*** Opening of THE DATA ***

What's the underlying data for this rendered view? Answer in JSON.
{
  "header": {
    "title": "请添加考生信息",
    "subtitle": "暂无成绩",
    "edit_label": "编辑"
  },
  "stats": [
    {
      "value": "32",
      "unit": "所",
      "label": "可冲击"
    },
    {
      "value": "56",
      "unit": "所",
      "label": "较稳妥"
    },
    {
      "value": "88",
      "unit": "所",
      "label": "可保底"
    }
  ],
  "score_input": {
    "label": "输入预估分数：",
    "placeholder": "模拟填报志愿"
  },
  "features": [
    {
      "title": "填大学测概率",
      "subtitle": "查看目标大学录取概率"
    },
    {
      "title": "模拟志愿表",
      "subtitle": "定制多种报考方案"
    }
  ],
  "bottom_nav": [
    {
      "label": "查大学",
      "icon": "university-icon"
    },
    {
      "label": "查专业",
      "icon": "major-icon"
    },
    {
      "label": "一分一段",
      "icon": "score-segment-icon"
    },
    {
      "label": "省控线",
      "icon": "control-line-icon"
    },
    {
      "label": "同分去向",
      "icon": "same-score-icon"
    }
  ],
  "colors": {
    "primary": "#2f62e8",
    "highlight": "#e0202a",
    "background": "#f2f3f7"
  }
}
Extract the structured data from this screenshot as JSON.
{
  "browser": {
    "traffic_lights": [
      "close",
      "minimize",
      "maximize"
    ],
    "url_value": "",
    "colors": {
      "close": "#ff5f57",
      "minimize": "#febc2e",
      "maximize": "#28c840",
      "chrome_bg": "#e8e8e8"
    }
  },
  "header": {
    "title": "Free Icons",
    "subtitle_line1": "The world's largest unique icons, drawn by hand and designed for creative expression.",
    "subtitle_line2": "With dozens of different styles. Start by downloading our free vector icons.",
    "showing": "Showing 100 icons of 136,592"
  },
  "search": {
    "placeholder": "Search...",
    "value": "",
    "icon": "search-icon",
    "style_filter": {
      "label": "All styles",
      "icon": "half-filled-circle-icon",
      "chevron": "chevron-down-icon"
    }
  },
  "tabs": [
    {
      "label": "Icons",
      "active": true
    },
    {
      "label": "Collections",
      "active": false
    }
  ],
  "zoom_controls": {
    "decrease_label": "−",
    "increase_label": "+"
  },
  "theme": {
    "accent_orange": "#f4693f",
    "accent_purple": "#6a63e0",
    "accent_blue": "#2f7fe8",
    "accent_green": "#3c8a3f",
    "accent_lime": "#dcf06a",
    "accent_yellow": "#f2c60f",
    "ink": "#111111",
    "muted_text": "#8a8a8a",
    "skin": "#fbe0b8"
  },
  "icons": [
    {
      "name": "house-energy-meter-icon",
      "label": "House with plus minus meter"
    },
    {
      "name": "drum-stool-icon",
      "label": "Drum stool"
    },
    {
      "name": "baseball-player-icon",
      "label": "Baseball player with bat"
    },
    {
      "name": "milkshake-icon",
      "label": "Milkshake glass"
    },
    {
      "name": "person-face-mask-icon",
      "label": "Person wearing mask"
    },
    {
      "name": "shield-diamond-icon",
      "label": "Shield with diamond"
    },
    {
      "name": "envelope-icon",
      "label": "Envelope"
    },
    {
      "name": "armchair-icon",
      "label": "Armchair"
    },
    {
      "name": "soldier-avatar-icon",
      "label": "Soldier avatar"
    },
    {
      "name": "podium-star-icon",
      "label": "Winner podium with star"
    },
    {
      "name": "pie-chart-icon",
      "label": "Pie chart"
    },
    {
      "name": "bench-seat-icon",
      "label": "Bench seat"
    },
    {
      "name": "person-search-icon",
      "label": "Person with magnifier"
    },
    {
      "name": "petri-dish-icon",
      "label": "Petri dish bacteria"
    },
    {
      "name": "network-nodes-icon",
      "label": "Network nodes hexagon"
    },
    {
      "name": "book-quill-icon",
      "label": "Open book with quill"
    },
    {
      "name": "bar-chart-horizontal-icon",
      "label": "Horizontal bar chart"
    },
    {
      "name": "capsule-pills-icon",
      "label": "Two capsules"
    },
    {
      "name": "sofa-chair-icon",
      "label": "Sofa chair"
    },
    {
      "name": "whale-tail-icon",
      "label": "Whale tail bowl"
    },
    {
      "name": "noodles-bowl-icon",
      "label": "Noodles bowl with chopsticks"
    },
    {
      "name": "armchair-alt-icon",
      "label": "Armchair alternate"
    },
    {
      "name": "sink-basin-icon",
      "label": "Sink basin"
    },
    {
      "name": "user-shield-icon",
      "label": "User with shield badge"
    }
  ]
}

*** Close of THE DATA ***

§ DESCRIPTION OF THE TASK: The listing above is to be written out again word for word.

§ FINAL ANSWER:
What's the underlying data for this rendered view? Answer in JSON.
{
  "header": {
    "title": "请添加考生信息",
    "subtitle": "暂无成绩",
    "edit_label": "编辑"
  },
  "stats": [
    {
      "value": "32",
      "unit": "所",
      "label": "可冲击"
    },
    {
      "value": "56",
      "unit": "所",
      "label": "较稳妥"
    },
    {
      "value": "88",
      "unit": "所",
      "label": "可保底"
    }
  ],
  "score_input": {
    "label": "输入预估分数：",
    "placeholder": "模拟填报志愿"
  },
  "features": [
    {
      "title": "填大学测概率",
      "subtitle": "查看目标大学录取概率"
    },
    {
      "title": "模拟志愿表",
      "subtitle": "定制多种报考方案"
    }
  ],
  "bottom_nav": [
    {
      "label": "查大学",
      "icon": "university-icon"
    },
    {
      "label": "查专业",
      "icon": "major-icon"
    },
    {
      "label": "一分一段",
      "icon": "score-segment-icon"
    },
    {
      "label": "省控线",
      "icon": "control-line-icon"
    },
    {
      "label": "同分去向",
      "icon": "same-score-icon"
    }
  ],
  "colors": {
    "primary": "#2f62e8",
    "highlight": "#e0202a",
    "background": "#f2f3f7"
  }
}
Extract the structured data from this screenshot as JSON.
{
  "browser": {
    "traffic_lights": [
      "close",
      "minimize",
      "maximize"
    ],
    "url_value": "",
    "colors": {
      "close": "#ff5f57",
      "minimize": "#febc2e",
      "maximize": "#28c840",
      "chrome_bg": "#e8e8e8"
    }
  },
  "header": {
    "title": "Free Icons",
    "subtitle_line1": "The world's largest unique icons, drawn by hand and designed for creative expression.",
    "subtitle_line2": "With dozens of different styles. Start by downloading our free vector icons.",
    "showing": "Showing 100 icons of 136,592"
  },
  "search": {
    "placeholder": "Search...",
    "value": "",
    "icon": "search-icon",
    "style_filter": {
      "label": "All styles",
      "icon": "half-filled-circle-icon",
      "chevron": "chevron-down-icon"
    }
  },
  "tabs": [
    {
      "label": "Icons",
      "active": true
    },
    {
      "label": "Collections",
      "active": false
    }
  ],
  "zoom_controls": {
    "decrease_label": "−",
    "increase_label": "+"
  },
  "theme": {
    "accent_orange": "#f4693f",
    "accent_purple": "#6a63e0",
    "accent_blue": "#2f7fe8",
    "accent_green": "#3c8a3f",
    "accent_lime": "#dcf06a",
    "accent_yellow": "#f2c60f",
    "ink": "#111111",
    "muted_text": "#8a8a8a",
    "skin": "#fbe0b8"
  },
  "icons": [
    {
      "name": "house-energy-meter-icon",
      "label": "House with plus minus meter"
    },
    {
      "name": "drum-stool-icon",
      "label": "Drum stool"
    },
    {
      "name": "baseball-player-icon",
      "label": "Baseball player with bat"
    },
    {
      "name": "milkshake-icon",
      "label": "Milkshake glass"
    },
    {
      "name": "person-face-mask-icon",
      "label": "Person wearing mask"
    },
    {
      "name": "shield-diamond-icon",
      "label": "Shield with diamond"
    },
    {
      "name": "envelope-icon",
      "label": "Envelope"
    },
    {
      "name": "armchair-icon",
      "label": "Armchair"
    },
    {
      "name": "soldier-avatar-icon",
      "label": "Soldier avatar"
    },
    {
      "name": "podium-star-icon",
      "label": "Winner podium with star"
    },
    {
      "name": "pie-chart-icon",
      "label": "Pie chart"
    },
    {
      "name": "bench-seat-icon",
      "label": "Bench seat"
    },
    {
      "name": "person-search-icon",
      "label": "Person with magnifier"
    },
    {
      "name": "petri-dish-icon",
      "label": "Petri dish bacteria"
    },
    {
      "name": "network-nodes-icon",
      "label": "Network nodes hexagon"
    },
    {
      "name": "book-quill-icon",
      "label": "Open book with quill"
    },
    {
      "name": "bar-chart-horizontal-icon",
      "label": "Horizontal bar chart"
    },
    {
      "name": "capsule-pills-icon",
      "label": "Two capsules"
    },
    {
      "name": "sofa-chair-icon",
      "label": "Sofa chair"
    },
    {
      "name": "whale-tail-icon",
      "label": "Whale tail bowl"
    },
    {
      "name": "noodles-bowl-icon",
      "label": "Noodles bowl with chopsticks"
    },
    {
      "name": "armchair-alt-icon",
      "label": "Armchair alternate"
    },
    {
      "name": "sink-basin-icon",
      "label": "Sink basin"
    },
    {
      "name": "user-shield-icon",
      "label": "User with shield badge"
    }
  ]
}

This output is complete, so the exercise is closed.